normzone, this is for you. I hope it's what you were looking for.

Instead of talking about system reliability and probability, I'll use an example that will hopefully be easy to digest and then do a "bait and switch" at the end.

Let's say you and your partner like to play tennis doubles Saturdays at 10 AM. You know two people, Bob and Jane, and Bob and Jane are not a couple, but they both play tennis and can play together as a double.

The chances that Bob will show up to the club are 50-50 and for Jane the same, 50-50.

What are the chances that you'll get to play against Bob and Jane? Should be pretty easy to see that it's 1 in 4, or 25 %, right? Because they could both be no-shows, Bob could show up but not Jane, or Jane but not Bob, or both of them. Those are the only four possibilities, and only one of those four means you get to play.

Now let's say that one of them is 100 % reliable, and make it Bob. Now it should be easy to see that the chances of having them to play against is 50 %, because it's only a matter of whether Jane shows up, which is 50-50.

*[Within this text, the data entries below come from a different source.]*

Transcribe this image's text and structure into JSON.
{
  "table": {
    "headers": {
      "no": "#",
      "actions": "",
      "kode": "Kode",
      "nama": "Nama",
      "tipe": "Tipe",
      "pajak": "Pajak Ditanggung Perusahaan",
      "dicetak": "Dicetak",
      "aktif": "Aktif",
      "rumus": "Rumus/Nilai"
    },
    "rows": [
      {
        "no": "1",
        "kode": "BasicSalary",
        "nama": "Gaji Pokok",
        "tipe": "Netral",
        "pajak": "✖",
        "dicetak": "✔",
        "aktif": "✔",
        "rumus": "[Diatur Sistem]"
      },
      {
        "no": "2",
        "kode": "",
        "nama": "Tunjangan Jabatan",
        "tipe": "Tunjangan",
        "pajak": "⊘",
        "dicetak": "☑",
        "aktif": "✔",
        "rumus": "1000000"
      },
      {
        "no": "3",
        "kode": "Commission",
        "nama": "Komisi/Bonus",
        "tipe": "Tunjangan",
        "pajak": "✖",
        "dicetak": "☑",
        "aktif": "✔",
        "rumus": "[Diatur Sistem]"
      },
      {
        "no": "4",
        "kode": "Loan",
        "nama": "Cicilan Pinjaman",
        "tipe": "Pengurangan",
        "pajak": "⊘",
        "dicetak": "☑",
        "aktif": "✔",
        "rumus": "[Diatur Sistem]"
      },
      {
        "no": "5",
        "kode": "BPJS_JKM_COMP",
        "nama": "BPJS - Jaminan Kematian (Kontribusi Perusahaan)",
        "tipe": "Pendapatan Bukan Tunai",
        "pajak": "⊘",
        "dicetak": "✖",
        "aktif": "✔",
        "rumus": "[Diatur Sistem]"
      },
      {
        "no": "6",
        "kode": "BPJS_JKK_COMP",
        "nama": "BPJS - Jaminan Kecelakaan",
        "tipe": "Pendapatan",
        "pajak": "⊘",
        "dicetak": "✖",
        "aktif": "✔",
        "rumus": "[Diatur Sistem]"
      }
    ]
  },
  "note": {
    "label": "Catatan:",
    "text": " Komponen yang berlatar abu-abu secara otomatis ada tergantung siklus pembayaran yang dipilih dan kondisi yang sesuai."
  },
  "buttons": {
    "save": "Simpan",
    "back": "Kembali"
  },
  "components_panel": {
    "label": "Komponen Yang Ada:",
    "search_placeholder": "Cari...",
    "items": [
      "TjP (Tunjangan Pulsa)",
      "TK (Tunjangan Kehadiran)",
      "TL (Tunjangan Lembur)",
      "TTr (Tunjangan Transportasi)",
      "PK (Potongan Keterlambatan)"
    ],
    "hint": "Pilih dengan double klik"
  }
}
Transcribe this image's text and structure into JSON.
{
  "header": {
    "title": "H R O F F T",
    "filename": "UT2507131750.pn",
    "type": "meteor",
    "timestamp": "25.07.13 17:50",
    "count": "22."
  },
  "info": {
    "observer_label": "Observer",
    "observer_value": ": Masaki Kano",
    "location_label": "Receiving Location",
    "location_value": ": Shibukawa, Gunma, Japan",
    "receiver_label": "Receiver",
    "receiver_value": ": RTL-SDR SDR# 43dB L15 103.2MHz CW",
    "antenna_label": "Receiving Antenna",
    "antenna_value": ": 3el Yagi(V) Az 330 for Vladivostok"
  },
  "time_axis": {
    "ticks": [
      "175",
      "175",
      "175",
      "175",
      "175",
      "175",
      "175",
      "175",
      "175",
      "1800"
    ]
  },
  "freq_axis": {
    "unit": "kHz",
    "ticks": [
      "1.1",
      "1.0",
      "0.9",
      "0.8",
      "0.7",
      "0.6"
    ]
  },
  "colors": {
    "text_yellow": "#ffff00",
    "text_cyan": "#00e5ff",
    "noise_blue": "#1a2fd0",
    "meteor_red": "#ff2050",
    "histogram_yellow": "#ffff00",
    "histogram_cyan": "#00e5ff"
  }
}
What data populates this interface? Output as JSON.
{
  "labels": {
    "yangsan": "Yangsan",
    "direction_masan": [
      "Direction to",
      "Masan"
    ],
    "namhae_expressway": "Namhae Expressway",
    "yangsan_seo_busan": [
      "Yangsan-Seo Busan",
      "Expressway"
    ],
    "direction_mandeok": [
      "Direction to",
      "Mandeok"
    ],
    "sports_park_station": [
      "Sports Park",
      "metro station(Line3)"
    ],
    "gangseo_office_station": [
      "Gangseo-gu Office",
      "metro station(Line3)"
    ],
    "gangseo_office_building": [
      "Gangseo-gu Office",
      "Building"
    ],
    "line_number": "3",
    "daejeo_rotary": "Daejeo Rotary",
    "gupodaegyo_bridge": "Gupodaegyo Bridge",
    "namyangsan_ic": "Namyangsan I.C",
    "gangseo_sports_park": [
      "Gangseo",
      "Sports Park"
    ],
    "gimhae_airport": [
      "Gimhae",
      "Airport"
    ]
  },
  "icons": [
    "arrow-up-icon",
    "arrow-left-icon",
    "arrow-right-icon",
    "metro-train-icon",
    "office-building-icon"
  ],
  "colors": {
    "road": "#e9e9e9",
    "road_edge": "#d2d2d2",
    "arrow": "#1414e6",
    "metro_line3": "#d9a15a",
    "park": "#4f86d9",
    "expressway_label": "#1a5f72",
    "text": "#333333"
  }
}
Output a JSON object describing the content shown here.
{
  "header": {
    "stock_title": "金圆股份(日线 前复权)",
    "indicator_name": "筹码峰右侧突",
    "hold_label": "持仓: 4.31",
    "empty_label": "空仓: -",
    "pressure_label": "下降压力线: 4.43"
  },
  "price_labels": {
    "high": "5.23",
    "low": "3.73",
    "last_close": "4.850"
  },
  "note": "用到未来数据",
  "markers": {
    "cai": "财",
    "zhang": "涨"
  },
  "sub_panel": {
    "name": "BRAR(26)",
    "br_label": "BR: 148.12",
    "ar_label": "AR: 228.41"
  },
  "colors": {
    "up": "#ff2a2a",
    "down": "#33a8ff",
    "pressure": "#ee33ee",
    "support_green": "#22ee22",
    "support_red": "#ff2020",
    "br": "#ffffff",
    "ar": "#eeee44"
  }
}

If the chances of Bob or Jane showing up depend on the time of day, say zero at 6 AM, 50-50 at 10 AM, 75 % at 2 PM etc, you can have time-dependent reliability information which you use to make the calculation. If you can find an equation which gives R as a function of t, you can use that R(t).

So far so good?

Here comes the switch. Instead of asking whether two people are reliable enough to show up at the same time to play tennis, make it a more realistic system. Say you have a machine that makes donuts. There are three steps, extruding the dough into a donut shape into the hot oil, keeping the oil at the right temperature, and lifting the donuts out of the hot oil at the right time. If any of these three steps isn't done right, no donuts. This is an example of a system with three subsystems in series. Just like the tennis players, each of the three subsystems has its own probability, and if you play with simple probabilities (like 100 % or 50-50 for each of the three subsystems and write out the possible outcomes, you should be able to convince yourself, or someone who isn't good at math, that you multiply the individual probabilities to get the system reliability.

Hope that hit the mark.